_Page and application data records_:
--------------------------------------------------

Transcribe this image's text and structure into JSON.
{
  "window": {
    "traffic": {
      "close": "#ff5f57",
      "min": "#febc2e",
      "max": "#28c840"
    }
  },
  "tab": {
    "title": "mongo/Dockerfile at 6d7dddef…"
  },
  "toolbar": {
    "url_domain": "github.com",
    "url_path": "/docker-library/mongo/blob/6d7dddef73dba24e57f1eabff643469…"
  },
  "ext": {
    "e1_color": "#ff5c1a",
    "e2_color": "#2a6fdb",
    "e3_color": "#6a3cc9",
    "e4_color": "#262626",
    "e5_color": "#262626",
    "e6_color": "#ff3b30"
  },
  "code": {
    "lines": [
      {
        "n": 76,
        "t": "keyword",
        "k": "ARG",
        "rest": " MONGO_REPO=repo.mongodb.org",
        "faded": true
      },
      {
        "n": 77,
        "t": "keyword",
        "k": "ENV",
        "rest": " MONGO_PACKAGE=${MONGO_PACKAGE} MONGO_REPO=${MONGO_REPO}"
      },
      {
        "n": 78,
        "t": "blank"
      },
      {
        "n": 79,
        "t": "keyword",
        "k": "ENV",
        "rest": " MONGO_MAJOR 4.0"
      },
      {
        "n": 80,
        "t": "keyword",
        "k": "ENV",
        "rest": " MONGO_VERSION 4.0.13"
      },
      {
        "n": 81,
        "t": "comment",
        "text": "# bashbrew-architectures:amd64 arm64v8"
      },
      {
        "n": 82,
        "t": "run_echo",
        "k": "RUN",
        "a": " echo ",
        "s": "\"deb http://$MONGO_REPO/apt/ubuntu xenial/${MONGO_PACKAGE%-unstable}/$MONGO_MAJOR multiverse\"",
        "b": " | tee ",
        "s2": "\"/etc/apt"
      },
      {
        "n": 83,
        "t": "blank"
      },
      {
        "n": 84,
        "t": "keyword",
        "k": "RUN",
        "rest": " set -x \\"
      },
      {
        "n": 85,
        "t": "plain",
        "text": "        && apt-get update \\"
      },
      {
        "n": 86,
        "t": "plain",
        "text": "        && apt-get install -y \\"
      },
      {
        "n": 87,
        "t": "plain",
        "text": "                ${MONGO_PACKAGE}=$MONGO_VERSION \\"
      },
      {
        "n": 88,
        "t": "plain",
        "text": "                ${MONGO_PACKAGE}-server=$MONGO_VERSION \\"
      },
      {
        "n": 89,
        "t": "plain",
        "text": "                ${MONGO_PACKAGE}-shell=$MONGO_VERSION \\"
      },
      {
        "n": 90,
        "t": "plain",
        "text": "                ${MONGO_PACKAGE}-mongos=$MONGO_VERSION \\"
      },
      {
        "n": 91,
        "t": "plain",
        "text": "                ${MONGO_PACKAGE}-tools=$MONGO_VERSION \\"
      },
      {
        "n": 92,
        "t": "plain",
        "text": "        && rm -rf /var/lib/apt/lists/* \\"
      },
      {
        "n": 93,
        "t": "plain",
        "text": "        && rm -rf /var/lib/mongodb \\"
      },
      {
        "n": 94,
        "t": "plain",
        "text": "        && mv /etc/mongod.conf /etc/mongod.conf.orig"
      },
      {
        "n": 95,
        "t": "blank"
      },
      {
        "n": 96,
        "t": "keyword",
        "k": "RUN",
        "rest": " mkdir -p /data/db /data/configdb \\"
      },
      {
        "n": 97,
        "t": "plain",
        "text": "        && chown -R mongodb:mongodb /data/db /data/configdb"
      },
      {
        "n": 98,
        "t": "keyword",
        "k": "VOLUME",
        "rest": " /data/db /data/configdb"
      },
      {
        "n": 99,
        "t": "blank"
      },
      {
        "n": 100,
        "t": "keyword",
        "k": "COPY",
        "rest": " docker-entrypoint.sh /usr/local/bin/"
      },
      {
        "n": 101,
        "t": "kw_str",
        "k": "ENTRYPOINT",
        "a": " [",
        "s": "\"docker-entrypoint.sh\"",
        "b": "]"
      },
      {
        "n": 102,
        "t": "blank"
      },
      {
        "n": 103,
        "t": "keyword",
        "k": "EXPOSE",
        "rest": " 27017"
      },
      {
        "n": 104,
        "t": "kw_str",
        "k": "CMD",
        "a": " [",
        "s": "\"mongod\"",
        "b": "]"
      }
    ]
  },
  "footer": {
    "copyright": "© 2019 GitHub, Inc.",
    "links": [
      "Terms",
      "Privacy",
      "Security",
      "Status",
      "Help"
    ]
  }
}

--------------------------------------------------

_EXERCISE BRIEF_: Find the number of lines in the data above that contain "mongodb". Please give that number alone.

_OUTPUT BELOW_: 3